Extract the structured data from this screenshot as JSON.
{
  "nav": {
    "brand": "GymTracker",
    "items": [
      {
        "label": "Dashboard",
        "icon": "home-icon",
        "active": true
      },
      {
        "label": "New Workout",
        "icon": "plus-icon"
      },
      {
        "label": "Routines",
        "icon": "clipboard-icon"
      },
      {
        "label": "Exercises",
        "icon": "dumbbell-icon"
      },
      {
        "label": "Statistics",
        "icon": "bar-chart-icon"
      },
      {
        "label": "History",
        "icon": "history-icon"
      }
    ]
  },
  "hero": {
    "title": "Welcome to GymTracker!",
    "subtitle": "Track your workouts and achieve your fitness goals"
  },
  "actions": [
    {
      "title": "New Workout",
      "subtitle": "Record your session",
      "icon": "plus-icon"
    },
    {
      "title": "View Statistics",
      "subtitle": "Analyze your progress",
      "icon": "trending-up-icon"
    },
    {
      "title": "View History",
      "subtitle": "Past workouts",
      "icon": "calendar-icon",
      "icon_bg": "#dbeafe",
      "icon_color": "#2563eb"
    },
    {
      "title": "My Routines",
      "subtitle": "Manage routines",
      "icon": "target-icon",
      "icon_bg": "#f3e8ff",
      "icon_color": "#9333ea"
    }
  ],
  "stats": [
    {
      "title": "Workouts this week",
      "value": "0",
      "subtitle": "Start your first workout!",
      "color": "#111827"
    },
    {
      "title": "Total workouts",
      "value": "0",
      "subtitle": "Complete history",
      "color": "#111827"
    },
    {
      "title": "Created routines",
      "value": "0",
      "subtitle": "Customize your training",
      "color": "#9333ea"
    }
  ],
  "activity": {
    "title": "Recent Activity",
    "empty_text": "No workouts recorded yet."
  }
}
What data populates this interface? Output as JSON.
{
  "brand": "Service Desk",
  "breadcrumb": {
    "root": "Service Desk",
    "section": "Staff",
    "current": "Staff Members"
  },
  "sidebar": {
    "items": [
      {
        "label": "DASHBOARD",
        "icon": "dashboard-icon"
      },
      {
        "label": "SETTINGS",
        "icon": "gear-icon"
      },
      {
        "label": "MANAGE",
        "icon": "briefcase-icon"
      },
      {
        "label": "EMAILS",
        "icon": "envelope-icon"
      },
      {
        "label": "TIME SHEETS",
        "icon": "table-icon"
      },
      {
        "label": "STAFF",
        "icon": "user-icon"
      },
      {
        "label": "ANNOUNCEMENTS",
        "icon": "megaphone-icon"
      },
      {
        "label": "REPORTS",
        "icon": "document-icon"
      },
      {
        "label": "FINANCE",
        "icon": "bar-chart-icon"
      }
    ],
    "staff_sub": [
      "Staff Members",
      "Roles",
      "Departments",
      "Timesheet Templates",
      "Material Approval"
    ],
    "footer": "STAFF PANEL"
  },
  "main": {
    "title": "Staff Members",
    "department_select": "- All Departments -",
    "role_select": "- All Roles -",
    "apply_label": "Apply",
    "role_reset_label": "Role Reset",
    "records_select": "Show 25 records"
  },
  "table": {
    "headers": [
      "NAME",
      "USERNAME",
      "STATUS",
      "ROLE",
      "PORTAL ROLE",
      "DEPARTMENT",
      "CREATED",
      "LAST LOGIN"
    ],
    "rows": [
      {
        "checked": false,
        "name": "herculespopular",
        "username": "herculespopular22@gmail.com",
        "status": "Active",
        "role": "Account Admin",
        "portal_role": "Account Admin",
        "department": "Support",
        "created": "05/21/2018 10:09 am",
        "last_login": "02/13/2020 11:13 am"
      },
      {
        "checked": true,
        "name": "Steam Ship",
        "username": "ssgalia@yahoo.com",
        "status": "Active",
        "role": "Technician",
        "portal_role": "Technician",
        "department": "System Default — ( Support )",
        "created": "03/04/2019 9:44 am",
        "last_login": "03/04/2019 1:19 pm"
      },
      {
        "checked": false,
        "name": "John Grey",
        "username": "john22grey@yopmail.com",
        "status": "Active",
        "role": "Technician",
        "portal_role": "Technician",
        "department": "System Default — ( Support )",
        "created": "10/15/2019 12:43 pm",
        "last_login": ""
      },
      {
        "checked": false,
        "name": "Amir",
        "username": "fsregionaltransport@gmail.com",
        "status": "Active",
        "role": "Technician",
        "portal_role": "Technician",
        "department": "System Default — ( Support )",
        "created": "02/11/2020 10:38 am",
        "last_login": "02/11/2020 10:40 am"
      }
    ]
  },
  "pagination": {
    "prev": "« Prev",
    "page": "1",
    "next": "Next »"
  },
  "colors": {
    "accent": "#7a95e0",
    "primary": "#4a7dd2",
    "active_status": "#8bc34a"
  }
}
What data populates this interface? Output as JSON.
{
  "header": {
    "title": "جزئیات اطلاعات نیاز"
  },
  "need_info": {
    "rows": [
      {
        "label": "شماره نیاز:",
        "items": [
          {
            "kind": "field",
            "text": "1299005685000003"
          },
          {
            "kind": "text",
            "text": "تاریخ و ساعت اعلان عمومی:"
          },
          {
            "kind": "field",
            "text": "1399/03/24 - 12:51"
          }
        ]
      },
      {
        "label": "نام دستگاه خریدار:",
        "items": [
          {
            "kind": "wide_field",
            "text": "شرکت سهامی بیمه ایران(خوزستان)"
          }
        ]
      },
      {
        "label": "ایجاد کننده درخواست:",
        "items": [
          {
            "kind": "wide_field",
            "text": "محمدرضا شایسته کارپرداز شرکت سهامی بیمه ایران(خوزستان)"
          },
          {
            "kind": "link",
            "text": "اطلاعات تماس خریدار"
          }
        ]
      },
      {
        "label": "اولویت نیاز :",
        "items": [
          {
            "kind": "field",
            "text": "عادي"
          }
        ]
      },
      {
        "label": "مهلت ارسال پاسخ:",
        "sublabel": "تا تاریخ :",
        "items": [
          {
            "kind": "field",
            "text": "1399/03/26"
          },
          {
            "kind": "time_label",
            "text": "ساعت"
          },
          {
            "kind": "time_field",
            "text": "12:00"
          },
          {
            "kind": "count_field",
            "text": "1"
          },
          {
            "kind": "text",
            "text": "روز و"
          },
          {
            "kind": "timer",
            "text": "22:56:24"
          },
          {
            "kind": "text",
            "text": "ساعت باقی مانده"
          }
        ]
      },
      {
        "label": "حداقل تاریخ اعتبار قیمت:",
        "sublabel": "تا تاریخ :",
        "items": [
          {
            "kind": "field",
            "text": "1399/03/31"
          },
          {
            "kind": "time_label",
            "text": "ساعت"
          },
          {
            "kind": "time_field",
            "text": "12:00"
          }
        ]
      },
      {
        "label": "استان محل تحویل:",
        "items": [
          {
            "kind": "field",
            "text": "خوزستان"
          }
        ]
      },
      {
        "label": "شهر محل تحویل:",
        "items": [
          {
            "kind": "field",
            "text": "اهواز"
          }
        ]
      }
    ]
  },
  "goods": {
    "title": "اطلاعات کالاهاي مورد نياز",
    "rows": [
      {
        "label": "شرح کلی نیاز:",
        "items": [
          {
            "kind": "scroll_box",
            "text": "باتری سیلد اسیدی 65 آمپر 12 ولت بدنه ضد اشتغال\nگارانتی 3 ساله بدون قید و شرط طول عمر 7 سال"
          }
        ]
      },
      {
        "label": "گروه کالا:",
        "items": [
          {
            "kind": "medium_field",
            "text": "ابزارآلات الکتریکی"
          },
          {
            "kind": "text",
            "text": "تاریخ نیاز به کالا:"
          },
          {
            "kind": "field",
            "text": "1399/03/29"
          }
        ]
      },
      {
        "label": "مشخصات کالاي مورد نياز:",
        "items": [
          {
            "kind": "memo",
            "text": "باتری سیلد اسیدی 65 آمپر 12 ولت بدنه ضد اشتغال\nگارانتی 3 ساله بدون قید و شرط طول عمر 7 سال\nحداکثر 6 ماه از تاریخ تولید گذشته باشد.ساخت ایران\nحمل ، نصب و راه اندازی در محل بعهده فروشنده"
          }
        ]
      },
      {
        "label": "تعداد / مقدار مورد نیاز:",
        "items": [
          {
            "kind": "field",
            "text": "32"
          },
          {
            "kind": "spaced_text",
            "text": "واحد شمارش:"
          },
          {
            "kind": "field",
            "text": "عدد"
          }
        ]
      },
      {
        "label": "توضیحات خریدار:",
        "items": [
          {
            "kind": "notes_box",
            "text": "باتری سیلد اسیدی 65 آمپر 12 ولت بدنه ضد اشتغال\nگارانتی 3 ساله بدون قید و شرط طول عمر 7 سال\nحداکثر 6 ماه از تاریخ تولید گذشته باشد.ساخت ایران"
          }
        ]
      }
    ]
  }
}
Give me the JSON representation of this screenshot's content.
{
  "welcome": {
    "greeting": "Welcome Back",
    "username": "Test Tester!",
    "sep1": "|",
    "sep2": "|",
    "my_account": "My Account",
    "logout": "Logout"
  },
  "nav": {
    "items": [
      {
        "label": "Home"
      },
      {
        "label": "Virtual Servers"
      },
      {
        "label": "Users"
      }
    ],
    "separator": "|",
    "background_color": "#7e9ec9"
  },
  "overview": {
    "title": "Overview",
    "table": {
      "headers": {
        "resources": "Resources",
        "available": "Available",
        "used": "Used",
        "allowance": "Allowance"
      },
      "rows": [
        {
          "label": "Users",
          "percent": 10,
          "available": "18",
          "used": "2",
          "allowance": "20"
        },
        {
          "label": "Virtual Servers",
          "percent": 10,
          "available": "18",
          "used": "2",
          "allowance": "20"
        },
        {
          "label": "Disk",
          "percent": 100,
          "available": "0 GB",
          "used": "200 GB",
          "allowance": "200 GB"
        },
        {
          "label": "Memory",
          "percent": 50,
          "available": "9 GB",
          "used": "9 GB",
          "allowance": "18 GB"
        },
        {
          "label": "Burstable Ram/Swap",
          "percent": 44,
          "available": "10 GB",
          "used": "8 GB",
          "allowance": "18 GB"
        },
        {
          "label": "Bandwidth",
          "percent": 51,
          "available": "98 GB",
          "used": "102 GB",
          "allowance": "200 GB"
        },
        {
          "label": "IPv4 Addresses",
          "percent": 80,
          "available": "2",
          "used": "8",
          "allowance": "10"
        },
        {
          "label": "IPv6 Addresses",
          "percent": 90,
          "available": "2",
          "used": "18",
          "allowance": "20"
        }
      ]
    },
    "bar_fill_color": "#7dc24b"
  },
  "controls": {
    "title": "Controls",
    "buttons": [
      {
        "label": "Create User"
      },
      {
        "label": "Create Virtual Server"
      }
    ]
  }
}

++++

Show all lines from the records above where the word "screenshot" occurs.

#### The completed task:
Extract the structured data from this screenshot as JSON.
Give me the JSON representation of this screenshot's content.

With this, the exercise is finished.